Problem to work on
For the word "JSON", count the lines in the records below that include it and give only that number.

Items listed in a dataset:
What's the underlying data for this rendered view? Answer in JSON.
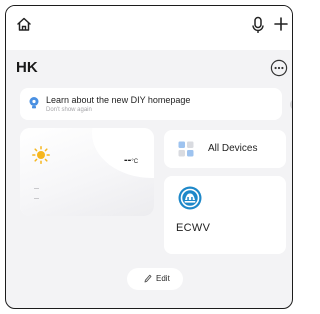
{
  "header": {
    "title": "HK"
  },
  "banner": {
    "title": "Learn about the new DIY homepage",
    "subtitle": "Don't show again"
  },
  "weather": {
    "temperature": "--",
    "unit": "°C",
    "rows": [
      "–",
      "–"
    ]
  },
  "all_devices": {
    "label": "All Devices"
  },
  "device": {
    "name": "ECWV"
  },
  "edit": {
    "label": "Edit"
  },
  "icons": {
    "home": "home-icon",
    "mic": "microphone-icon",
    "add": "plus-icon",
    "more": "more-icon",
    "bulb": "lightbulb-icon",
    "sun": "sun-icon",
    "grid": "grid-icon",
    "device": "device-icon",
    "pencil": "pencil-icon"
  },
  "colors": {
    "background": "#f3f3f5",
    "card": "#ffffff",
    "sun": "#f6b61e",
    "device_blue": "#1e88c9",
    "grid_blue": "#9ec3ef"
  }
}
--
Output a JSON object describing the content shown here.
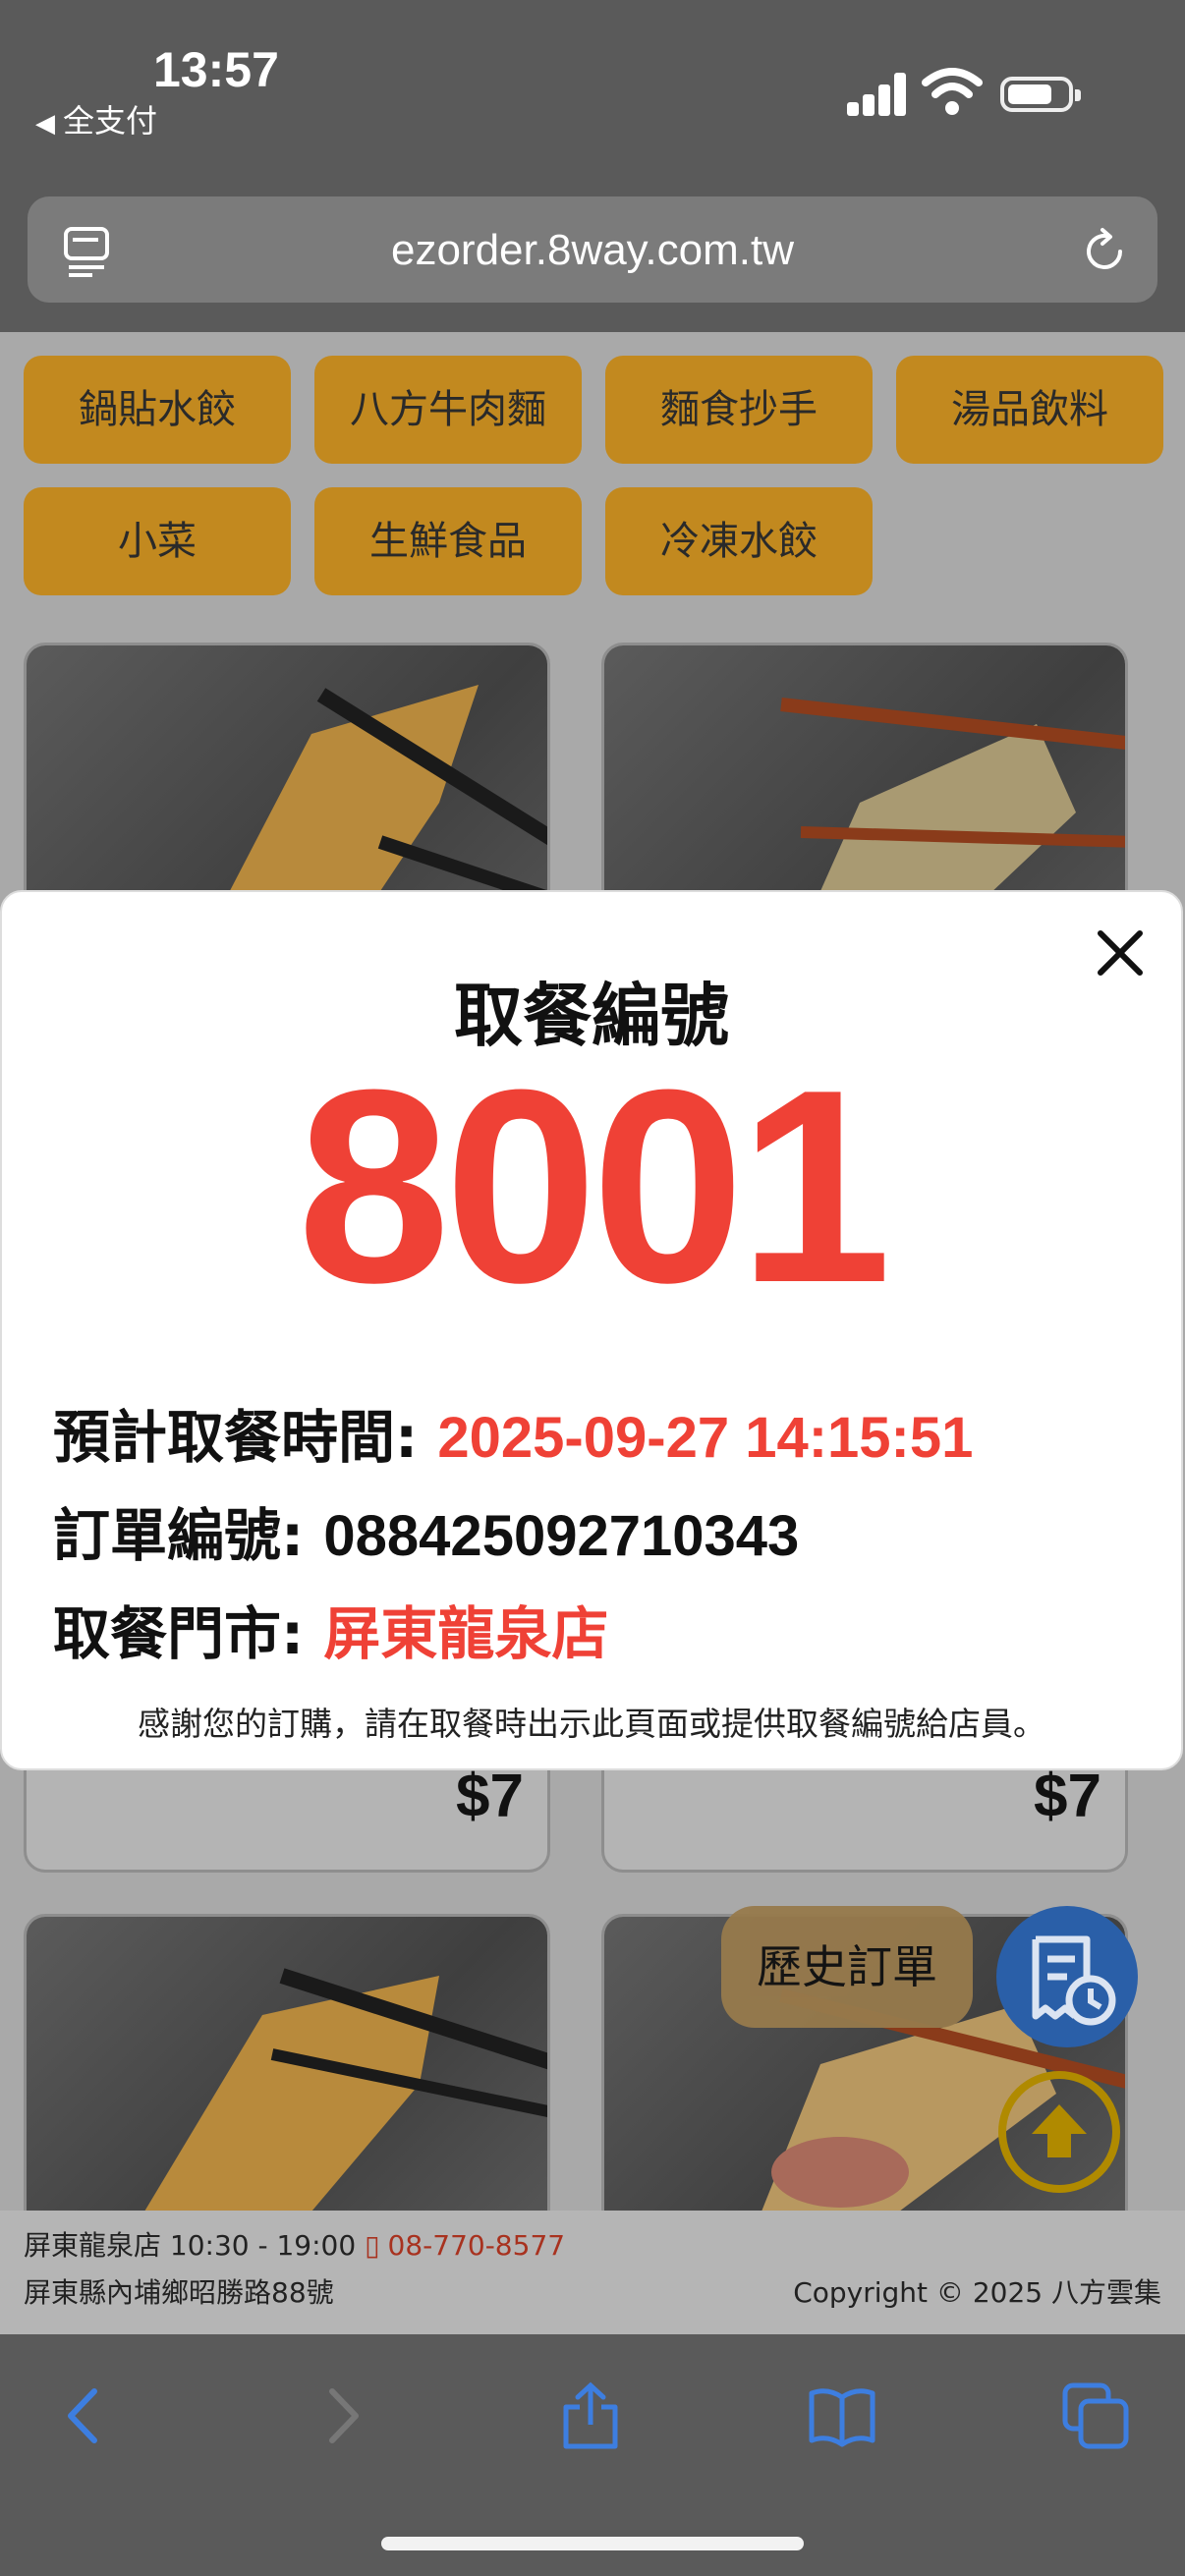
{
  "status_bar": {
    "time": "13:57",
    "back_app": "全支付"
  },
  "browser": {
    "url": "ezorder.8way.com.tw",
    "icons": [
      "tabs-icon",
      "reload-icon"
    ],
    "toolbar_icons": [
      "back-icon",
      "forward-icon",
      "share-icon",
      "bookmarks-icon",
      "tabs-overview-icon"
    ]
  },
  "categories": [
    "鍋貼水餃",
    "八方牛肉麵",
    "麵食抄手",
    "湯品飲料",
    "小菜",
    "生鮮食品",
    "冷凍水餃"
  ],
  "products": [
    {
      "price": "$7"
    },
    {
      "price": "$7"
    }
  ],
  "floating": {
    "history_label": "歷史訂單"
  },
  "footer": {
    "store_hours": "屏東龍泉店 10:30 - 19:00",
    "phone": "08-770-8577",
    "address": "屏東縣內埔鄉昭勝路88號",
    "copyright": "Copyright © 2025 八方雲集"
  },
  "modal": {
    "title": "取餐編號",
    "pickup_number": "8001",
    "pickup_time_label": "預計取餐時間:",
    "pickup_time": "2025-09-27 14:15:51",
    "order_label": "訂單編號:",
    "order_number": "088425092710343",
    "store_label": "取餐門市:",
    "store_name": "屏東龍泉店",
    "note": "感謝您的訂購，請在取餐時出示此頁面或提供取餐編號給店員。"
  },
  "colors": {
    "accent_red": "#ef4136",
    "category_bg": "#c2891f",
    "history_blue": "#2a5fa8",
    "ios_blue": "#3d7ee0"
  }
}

Response to this exercise
2